The firm's managing partner, Mark Walsh, said Ireland's legal system was now unique within the EU after the UK left the bloc last week.
"The Irish common law system is now the only one of its kind within the EU and that makes Ireland a prime destination for dispute resolution in the aftermath of Brexit," he said.
That echoes comments made by Ireland's chief justice, Frank Clarke, in 2018 when he also said Ireland could become an international centre for dispute resolution following Brexit.
For international litigation, Ireland's English-speaking common law system, combined with its recognition in the EU, could be increasingly attractive in disputes.
The common law system in use in Ireland sees courts rely on precedence, where it exists, to resolve cases where plaintiffs and defendants disagree as to what the law is.
The system is also used in the UK, the United States, Australia and a large number of other countries outside the European Union.

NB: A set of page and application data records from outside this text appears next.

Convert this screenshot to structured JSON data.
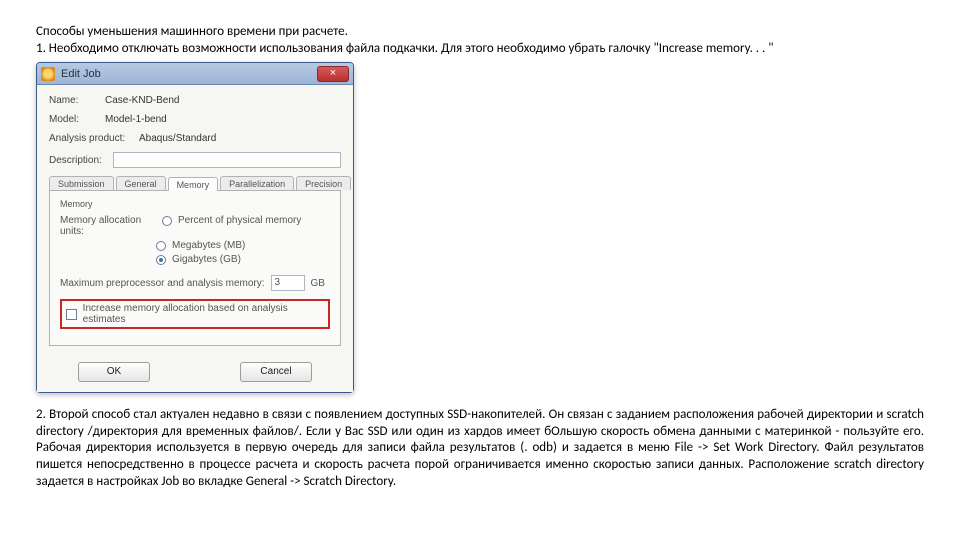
{
  "intro": {
    "line1": "Способы уменьшения машинного времени при расчете.",
    "line2": "1. Необходимо отключать возможности использования файла подкачки. Для этого необходимо убрать галочку \"Increase memory. . . \""
  },
  "dialog": {
    "window_title": "Edit Job",
    "close_glyph": "×",
    "fields": {
      "name_label": "Name:",
      "name_value": "Case-KND-Bend",
      "model_label": "Model:",
      "model_value": "Model-1-bend",
      "product_label": "Analysis product:",
      "product_value": "Abaqus/Standard",
      "description_label": "Description:"
    },
    "tabs": {
      "submission": "Submission",
      "general": "General",
      "memory": "Memory",
      "parallelization": "Parallelization",
      "precision": "Precision"
    },
    "memory_page": {
      "group_title": "Memory",
      "alloc_label": "Memory allocation units:",
      "opt_percent": "Percent of physical memory",
      "opt_mb": "Megabytes (MB)",
      "opt_gb": "Gigabytes (GB)",
      "max_label": "Maximum preprocessor and analysis memory:",
      "max_value": "3",
      "max_units": "GB",
      "increase_label": "Increase memory allocation based on analysis estimates"
    },
    "buttons": {
      "ok": "OK",
      "cancel": "Cancel"
    }
  },
  "para2": "2. Второй способ стал актуален недавно в связи с появлением доступных SSD-накопителей. Он связан с заданием расположения рабочей директории и scratch directory /директория для временных файлов/. Если у Вас SSD или один из хардов имеет бОльшую скорость обмена данными с материнкой - пользуйте его. Рабочая директория используется в первую очередь для записи файла результатов (. odb) и задается в меню File -> Set Work Directory. Файл результатов пишется непосредственно в процессе расчета и скорость расчета порой ограничивается именно скоростью записи данных. Расположение scratch directory задается в настройках Job во вкладке General -> Scratch Directory."
}
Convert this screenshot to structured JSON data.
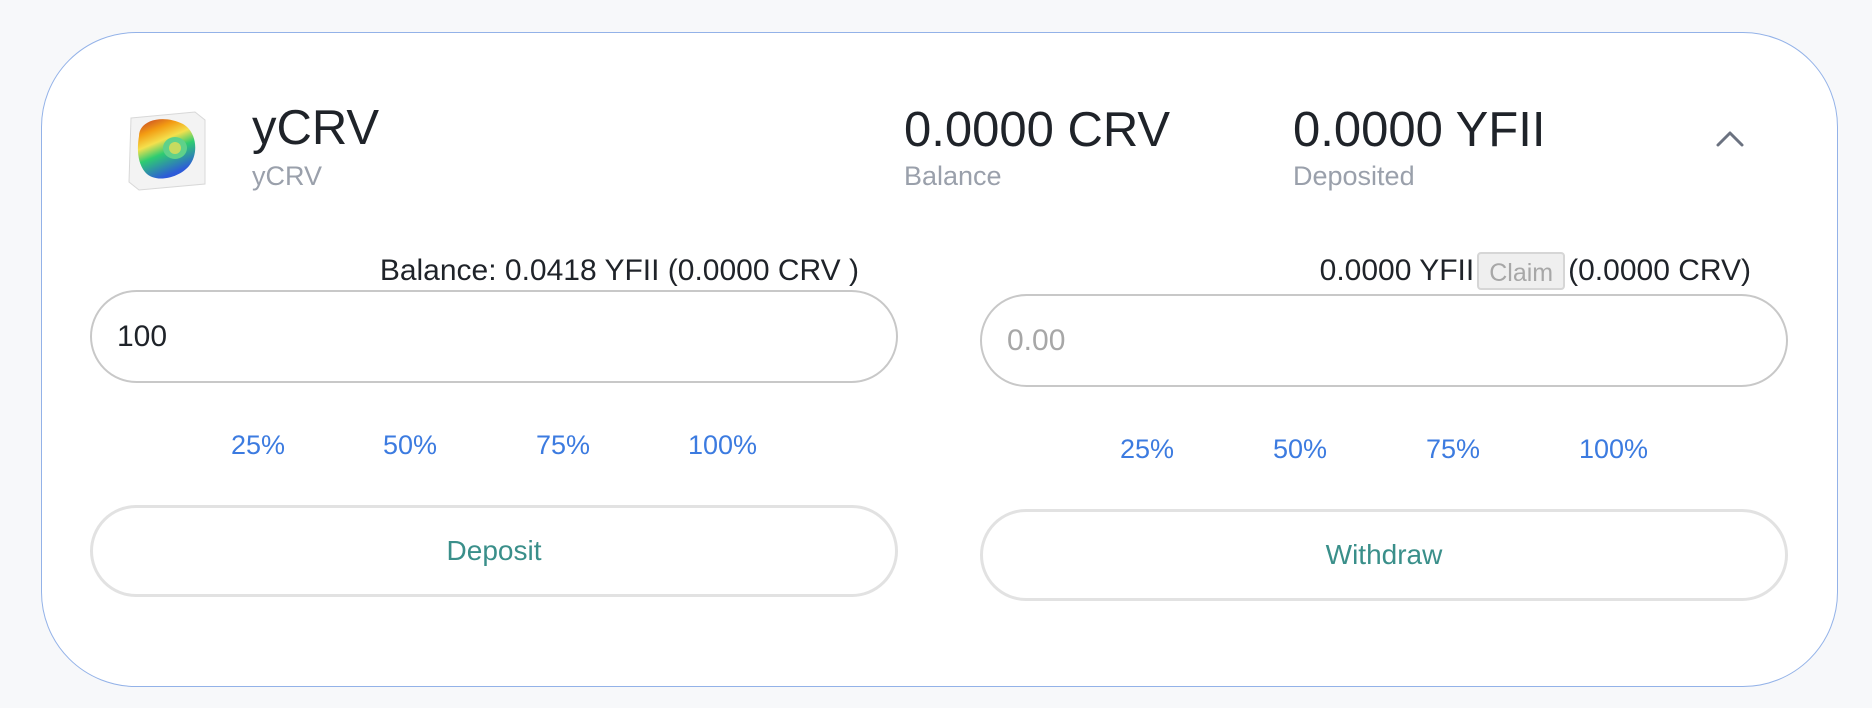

While Malta also relies on common law, it incorporates other legal elements into its system too.
Eugene F Collins has just appointed lawyer Paul Dempsey as a partner in its dispute resolution department.
Maura Connolly, head of dispute resolution at the law firm, said that there had been an "increased focus" on alternative dispute resolution in the Irish market.
Ms Connolly said the firm had been involved in multi-million-euro claims involving hedge funds, commercial property and large-scale insurance disputes.
Under the Mediation Act 2017, solicitors are obliged to advise clients to consider mediation to attempt to resolve disputes before issuing proceedings.
Ken Murphy, the director general of the Law Society of Ireland, has also previously said that Ireland could become a global dispute hub in the future.
"It is already clear that some legal work - particularly litigation and commercial court cases - that would previously have been undertaken in the UK is now seeking EU bases," he said in 2018.
"As the principal common law jurisdiction left in the EU post-Brexit, Ireland is well-placed to benefit from this," he added, warning that investment was needed in the Courts Service to position Ireland as the leading international dispute forum.